Jock Leyden

    1908 - 2000

     

    Electric Green Divider from AnimateIt.net

     

     

    Born: 1908, Grangemouth, Scotland Died: 2000, Durban, South Africa

    He was born in Grangemouth, Scotland, and settled in Durban with his parents in 1926 which was to be his home for the rest of his life.

    Jock attended part-time art classes at the Natal School of Art, Durban, and he decided to advance his studies in Britain by taking lessons in drawing and painting at Heatherleys School of Art, in etching at the Central London School of Art, and in anatomical drawing at the Royal Academy in the mid-1930s.

    Jock was an internationally acclaimed cartoonist, particularly in the field of sport; but he was also much admired for his theatre and political cartoons. He was singled out by Time magazine as one of the top six newspaper cartoonists of the 20th century. His work was first published in 1927 in The Natal Advertiser which was to become the Natal Daily News in 1936 and The Daily News in 1962. He made a major contribution towards the popularity of this Durban daily newspaper.

    Just about every sport received Jock Leyden’s attention as a cartoonist and illustrator but motor sport and in particular motorcycle racing were his great passion.
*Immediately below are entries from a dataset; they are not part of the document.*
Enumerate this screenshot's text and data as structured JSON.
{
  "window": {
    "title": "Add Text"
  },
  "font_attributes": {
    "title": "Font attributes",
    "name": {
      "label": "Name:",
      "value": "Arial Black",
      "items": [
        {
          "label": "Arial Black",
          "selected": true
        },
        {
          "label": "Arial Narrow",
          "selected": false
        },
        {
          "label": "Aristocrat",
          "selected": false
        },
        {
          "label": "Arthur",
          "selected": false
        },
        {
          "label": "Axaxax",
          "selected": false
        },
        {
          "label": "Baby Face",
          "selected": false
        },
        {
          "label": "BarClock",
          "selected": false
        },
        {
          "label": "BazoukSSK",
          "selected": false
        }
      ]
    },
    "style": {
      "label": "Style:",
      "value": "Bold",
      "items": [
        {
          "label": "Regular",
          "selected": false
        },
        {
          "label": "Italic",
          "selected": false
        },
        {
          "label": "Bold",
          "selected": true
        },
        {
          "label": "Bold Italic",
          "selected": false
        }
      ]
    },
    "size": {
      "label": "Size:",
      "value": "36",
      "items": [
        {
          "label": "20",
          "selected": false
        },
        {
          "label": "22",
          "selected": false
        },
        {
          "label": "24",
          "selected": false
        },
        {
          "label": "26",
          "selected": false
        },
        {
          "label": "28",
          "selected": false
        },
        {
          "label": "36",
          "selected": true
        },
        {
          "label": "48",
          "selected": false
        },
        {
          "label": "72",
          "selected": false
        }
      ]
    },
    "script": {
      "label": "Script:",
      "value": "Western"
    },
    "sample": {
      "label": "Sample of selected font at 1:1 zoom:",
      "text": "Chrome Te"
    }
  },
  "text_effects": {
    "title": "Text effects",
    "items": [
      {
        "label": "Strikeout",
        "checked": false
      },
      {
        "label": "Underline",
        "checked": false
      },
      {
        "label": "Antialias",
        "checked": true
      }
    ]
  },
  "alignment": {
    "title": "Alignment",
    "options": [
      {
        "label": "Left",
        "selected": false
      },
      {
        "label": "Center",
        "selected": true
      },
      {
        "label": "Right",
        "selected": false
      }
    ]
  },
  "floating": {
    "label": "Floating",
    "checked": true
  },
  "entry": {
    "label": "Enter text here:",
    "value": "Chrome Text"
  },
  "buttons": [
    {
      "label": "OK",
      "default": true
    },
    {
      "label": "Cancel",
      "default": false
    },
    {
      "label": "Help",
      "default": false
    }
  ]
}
He was the Patron of the Natal Motorcycle and Car Club for many years and it was during this time that he contributed several articles and illustrations to the club magazine covering early motoring events, in particular the DJ.

    Jock studied art in SA and England and became a freelance illustrator in 1930. In 1933 he reported on the Isle of Man TT races and then stayed on in London with his work appearing in various publications including “The Autocar”.

    Jock returned to SA in 1937 and after working for various newspapers, in 1939 he moved to the Daily News/Sunday Tribune where he remained until his official retirement in 1981.

    However, his work continued to appear in newspapers and magazines until he eventually vacated his office and into a final retirement at the age of 81. In 1981 his work was recognised by the award of the South African Cartoonist of the Year but his reputation went further than SA and he was selected by Time Magazine as one of the world’s top six cartoonists of the 20th Century.

    Jock passed in 2000 at the age of 91.

    Jock having lived through the 1920s, 30s and 40s knew just about all the leading riders personally and was able to obtain their recollections at first hand. When they were published originally from 1962 to 1966 these great stars were about to leave or had already left the scene.

    Any of those lucky enough to have been illustrated by Jock will know how accurate he was in making a faithful depiction, as they say, warts and all. When it came to the technicalities of bikes and cars he was equally accurate and he enjoyed his work less as the mechanical details were streamlined away.

     

     

     

    Reproduced with kind permission by Jock Leyden son, Murray Leyden.